I’m sure everyone can agree that the worst thing about doing anything is having to tidy up after yourself. It takes all the fun out of it, at least for me, and so it’s something I put off for an exceptionally long time. Therefore, it so happened that I spent this week tidying up after this summer’s tomato harvest.
I know, I know – you should tidy up after your gardening before the winter. The ground is softer and easier to dig, the air is warmer and less painful on your fingers, it gives you time to plant early seeds or seedlings for winter harvest. But it’s slightly different for me because, as you can see from this photo, I have taken balcony gardening to it’s logical extreme.

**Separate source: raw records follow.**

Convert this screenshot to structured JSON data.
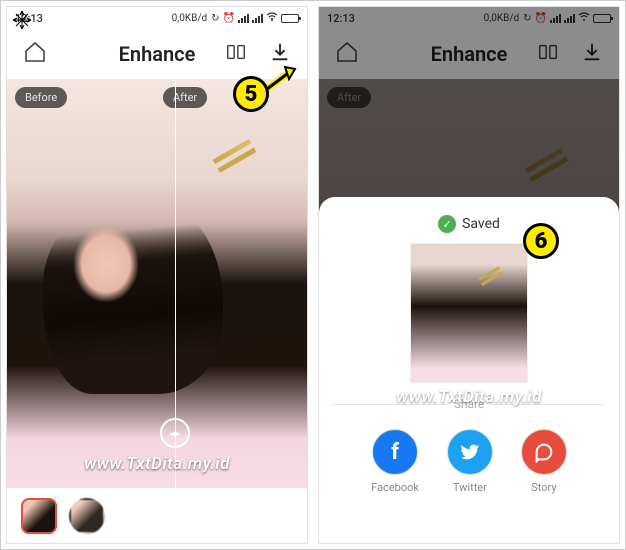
{
  "statusBar": {
    "time": "12:13",
    "dataRate": "0,0KB/d"
  },
  "header": {
    "title": "Enhance"
  },
  "viewer": {
    "beforeLabel": "Before",
    "afterLabel": "After",
    "watermark": "www.TxtDita.my.id"
  },
  "sheet": {
    "savedLabel": "Saved",
    "shareLabel": "Share",
    "shareItems": [
      {
        "name": "Facebook"
      },
      {
        "name": "Twitter"
      },
      {
        "name": "Story"
      }
    ]
  },
  "annotations": {
    "step5": "5",
    "step6": "6"
  }
}
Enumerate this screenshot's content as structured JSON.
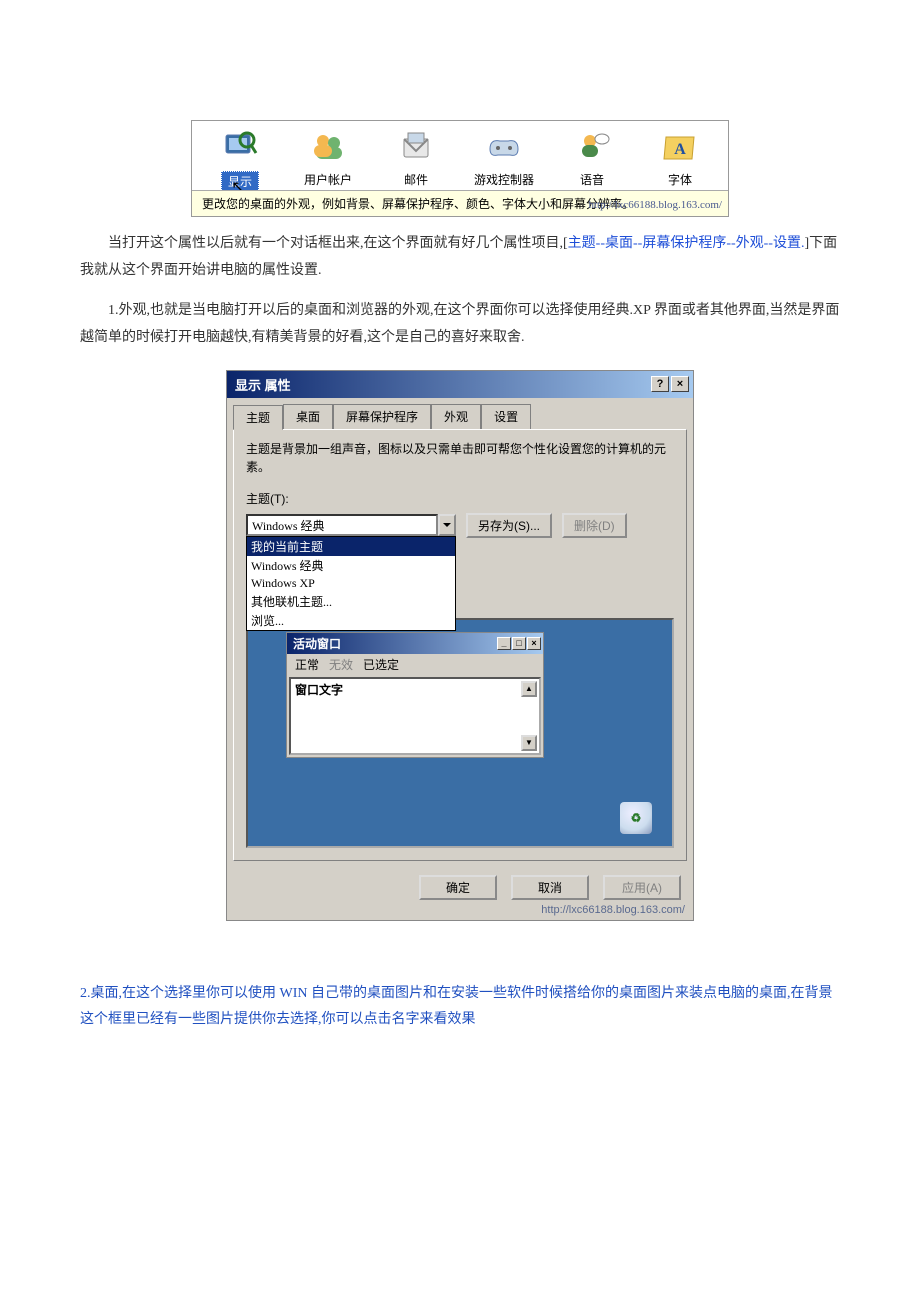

This summer, I made my 1m x 3m space create 6 potato sacks, 10 tomato plants, several beds of spinach, spring onions, radishes and rocket, and 4 courgette plants that made absolutely no courgettes. It was exciting, and really quite impressive, although none of my friends seemed to care.
I actually took this photo a few months ago, when I made this chutney, with a few adjustments. I used apple vinegar instead of white wine, because it feels more autumnal, and I didn’t put in any sultanas. I don’t know about you but I find dried fruit in normal food very stressful. I’ve never made biriyani for this exact reason, and I would never serve anyone my (otherwise delicious) tagine, because I never put in the apricots.
I only dealt with the other stuff this week because of my earth storage situation. I keep my earth in a bin in my parents’ garden, which I can see from my balcony. However, they won’t let me do a MacGyver style contraption involving pulleys and buckets, so I have to walk all of the earth from my balcony, down the stairs, through the alleyway and to the end of the garden. It’s not ideal, and very easily put off for another day.
The chutney turned out great, by the way. It’s slightly too tangy, not quite thick enough, but nonetheless delicious. I have it in cheese sandwiches, and I’m thinking of cooking some pork as well. My favourite thing about my green tomato chutney is that is has so many different types of tomato – little plum tomatoes, normal cherry, yellow ones which I grew for the first time this year. They all come together in this beautiful medley of sweet, sticky autumnal goodness.